I don't go in for Toy Games at all, not really. But I do go in for Lego shit, and I have occasionally tried to describe the quandary that the adult Lego Maniac is bound up in. When you are a young person, and you look at a box of Lego shit, you are more concerned with the number of pieces than the number of dollars required to own it. You can turn the box over and over in your hands, and feel the weight of it, which is the weight of a soul minus the body it is contained in.
I could buy them now, and thus far that satisfaction when I see a Death Star or whatever has been enough for me. I can make anything I want, which is the power of these devices; I cannot meaningfully desire any more bricks. I still have all my old stuff downstairs, some still in the ancient Star Wars pillowcase I used to keep them in.
One of the strange things about Lego is that it constitutes a kind of post-brand toy. This is Ironic, capital I, because individual sets are more branded than ever. Even their core shit is all hyper defined, coming out of an era where they were as "generic" as possible to be as interchangeable as possible. But they are all compatible, the fundamental atom of this universe being the pip, which I think are generally called studs but I've already made a concession by not calling them Legos.
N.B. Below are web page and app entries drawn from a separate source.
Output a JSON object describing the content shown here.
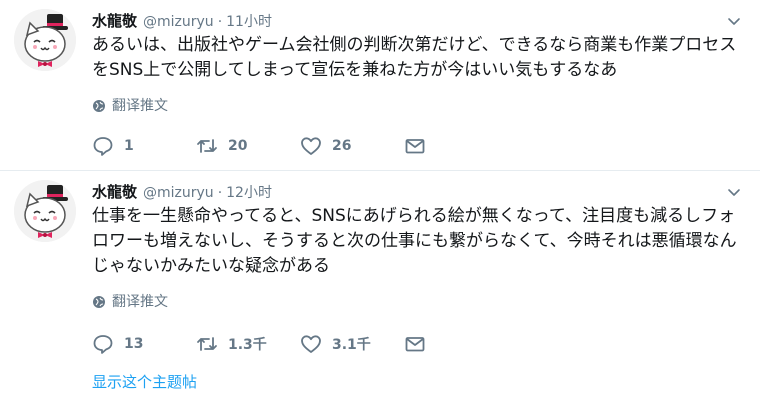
{
  "tweets": [
    {
      "name": "水龍敬",
      "handle": "@mizuryu",
      "separator": "·",
      "time": "11小时",
      "text": "あるいは、出版社やゲーム会社側の判断次第だけど、できるなら商業も作業プロセスをSNS上で公開してしまって宣伝を兼ねた方が今はいい気もするなあ",
      "translate": "翻译推文",
      "replies": "1",
      "retweets": "20",
      "likes": "26"
    },
    {
      "name": "水龍敬",
      "handle": "@mizuryu",
      "separator": "·",
      "time": "12小时",
      "text": "仕事を一生懸命やってると、SNSにあげられる絵が無くなって、注目度も減るしフォロワーも増えないし、そうすると次の仕事にも繋がらなくて、今時それは悪循環なんじゃないかみたいな疑念がある",
      "translate": "翻译推文",
      "replies": "13",
      "retweets": "1.3千",
      "likes": "3.1千"
    }
  ],
  "thread_link": "显示这个主题帖",
  "colors": {
    "text": "#14171a",
    "muted": "#657786",
    "link": "#1da1f2",
    "divider": "#e6ecf0",
    "hat_band": "#e0245e",
    "bow": "#e0245e"
  },
  "icons": [
    "avatar-cat-hat",
    "chevron-down-icon",
    "globe-icon",
    "reply-icon",
    "retweet-icon",
    "like-icon",
    "message-icon"
  ]
}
Everything can live together. Try to play with any other two toys, as my sister and I used to with my Transformers and her My Little Pony… ponies, and you run into problems fast. For one thing, these ponies aren't little anymore. Rainbow Dash is taller than a semi truck and weighs over thirty tons.
But, like I said: from an IP perspective, this shit is hyper transgressive. It's of a piece with remix culture, fanfiction, things which beyond a certain scale of operation are considered violence against a brand - at least, in the West. You can profit by it, or be destroyed. You can swipe, in the manner of a dumb giant, with your wide palm at the empty air. Or you can sell me a hundred dollar platform and a handful of bumpy shrapnel for a hundred dollars, with the promise that our entire culture is little more than a palette from which you will draw an elemental creative force.
The game reinforces this also, and it's clever about the mash-up. I would say Back to the Future and Portal constitute pretty out there stuff for this mill, but at least for my house they picked right. Even the pieces you put on their little platform - which the game stops to let you build, accompanied by dramatic music - don't stay in place. You're always picking pieces up and removing them as a fundamental part of the gameplay. The whole thing is Lego as shit.
I know that Gabriel would say, under duress, that Infinity was best, but he has a lot of legacy plastic to consider. So do I, of course, some of it more than three decades old, and it is all part of a legacy that now includes my daughter and my son.